The Bona Vacantia division (BVD) of the Government Legal Department deals with these assets. Prospective buyers may approach BVD to enquire whether the assets may be for sale.
An important point to note when considering the purchase of a bona vacantia IP asset, is that the sale will not include any goodwill associated with the asset – a buyer should consider how important or valuable this may be to them in the context of the IP and their business.
Prospective buyers must provide certain information to BVD, including:
- the name, company number and last registered office of the relevant dissolved company
- details of the IP and evidence that the dissolved company owned it (more on this below)
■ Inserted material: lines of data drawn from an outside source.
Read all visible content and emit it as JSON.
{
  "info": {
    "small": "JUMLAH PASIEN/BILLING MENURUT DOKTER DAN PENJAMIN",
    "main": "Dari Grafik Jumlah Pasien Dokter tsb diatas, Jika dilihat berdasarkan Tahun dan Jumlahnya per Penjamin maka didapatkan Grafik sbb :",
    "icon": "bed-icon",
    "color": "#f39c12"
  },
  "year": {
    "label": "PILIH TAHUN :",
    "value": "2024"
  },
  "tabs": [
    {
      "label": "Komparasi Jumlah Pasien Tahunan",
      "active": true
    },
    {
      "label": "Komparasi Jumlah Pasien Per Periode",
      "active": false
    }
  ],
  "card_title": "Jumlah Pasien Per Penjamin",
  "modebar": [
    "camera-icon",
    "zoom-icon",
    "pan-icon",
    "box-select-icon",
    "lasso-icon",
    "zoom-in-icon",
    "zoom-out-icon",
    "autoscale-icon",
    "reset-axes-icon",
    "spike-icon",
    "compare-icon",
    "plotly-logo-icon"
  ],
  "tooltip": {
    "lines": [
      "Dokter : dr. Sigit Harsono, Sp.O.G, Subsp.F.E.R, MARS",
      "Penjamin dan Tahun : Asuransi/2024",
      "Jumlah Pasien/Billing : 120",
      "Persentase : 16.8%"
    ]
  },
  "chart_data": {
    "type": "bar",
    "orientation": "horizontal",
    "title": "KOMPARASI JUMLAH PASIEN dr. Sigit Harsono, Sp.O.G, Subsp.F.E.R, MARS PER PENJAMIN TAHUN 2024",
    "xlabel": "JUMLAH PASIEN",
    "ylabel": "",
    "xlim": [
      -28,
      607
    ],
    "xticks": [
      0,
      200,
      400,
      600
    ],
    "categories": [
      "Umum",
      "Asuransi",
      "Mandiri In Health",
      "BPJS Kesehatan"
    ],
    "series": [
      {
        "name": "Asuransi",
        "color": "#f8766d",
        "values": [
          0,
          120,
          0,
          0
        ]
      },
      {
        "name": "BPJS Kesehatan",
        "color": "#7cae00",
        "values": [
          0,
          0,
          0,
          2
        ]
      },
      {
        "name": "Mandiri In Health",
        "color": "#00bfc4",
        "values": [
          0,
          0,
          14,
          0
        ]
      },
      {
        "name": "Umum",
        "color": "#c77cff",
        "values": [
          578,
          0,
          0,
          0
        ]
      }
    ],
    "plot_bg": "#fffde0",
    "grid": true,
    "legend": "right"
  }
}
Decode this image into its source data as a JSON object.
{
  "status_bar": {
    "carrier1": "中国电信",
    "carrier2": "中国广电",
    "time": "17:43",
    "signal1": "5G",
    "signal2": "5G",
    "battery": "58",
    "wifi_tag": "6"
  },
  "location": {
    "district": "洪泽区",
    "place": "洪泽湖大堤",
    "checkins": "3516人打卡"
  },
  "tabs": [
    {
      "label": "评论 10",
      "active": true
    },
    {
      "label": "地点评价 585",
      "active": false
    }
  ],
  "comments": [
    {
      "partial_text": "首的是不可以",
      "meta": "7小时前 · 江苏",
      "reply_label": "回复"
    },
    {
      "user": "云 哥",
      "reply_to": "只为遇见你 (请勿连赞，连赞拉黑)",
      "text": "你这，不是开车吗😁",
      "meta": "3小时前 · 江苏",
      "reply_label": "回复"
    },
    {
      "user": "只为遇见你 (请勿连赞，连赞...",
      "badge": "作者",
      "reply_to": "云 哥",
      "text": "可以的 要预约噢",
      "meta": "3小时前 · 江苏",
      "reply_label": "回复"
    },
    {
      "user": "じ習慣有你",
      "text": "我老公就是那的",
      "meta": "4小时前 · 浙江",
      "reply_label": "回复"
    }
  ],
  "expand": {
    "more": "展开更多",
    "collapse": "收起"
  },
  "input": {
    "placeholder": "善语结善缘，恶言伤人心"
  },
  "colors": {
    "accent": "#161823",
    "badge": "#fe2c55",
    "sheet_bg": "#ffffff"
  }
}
- details of why they are interested in purchasing the IP and what plans they have for it
- details of any past or current disputes relating to the IP or its use
- who, if anyone, is currently using the IP
- the name, address and reference of their solicitor or agent
In relation to certain types of IP, the prospective buyer must also provide additional evidence regarding the dissolved company’s ownership.
For trade marks, a copy of the registration details must be provided, which can be obtained from the Intellectual Property Office (IPO) for UK trade marks or the Office for Harmonization in the Internal Market for EU trade marks.
In respect of copyright, the prospective buyer must also provide a copy of the assignment of the copyright to the dissolved company or other evidence that demonstrates the dissolved company owned the copyright.
For any other IP, a copy of the patent registration details (available from the IPO) or other evidence that the dissolved company owned the IP, must be provided.
Using the information provided by the prospective buyer, BVD will seek to verify that the dissolved company was owner of the IP at the time of dissolution.
If BVD deem the IP bona vacantia, it will consider how best to dispose of the asset. BVD is under no obligation to the sell – it will make an independent assessment of the correct manner of disposal, and who to sell to (if anyone). BVD may choose to sell to a third party, retain the asset for itself or it may choose to disclaim the asset, giving up the Crown’s interest.
If BVD is willing to sell, it will sell at open market value – BVD is under a duty to get the best price it can for the asset and will take steps to ascertain an appropriate valuation. BVD may seek a professional valuation and the prospective buyer will be expected to pay for this valuation in advance.
BVD will not sell an asset for less than the minimum value set out below:
|Asset||Price (plus VAT)|
|UK trade mark||£1000|
|EU trade mark||£2000|
|Patent and other IP||£1000|
BVD also charges costs of £300 plus VAT per asset. If the total value of the deal exceeds £10,000 the BVD will require proof of identity in accordance with its anti-money laundering procedures.
If BVD agrees to sell, it will dictate the terms of the assignment, and will also prescribe a time frame within which the sale must be completed.
Following the sale, the new owner should arrange registration of the assignment, and will be responsible for associated fees. It is worth noting that BVD will not assist with any enquiries or requisitions raised by the registration authority.
Lack of information, as well as the absence of the usual representations and warranties a buyer might expect, is the main drawback, and potential risk, with buying IP bona vacantia.
Typically, a buyer might expect the benefit of representations or warranties as to title, quality, value, validity and infringement, as well as any implied statutory warranties. However, bona vacantia IP is sold without any title guarantee, and BVD give no representations or warranties in relation to the IP.
As such, the buyer has no assurance that BVD has the right to sell the IP and they will have no assurances or information relating to past disputes and these will be the risk and responsibility of the new owner. This highlights the importance of the buyer’s preliminary investigations.
There is an alternative approach to the one described above available to prospective buyers. If the company was dissolved in the previous six years, it may be restored to the Companies Register. In this scenario, the IP would revert to the company. However, this would not guarantee that the prospective buyer can buy the assets – a formal transfer would still be required, and whoever is acting for the restored company may refuse to sell or try to increase the sale price.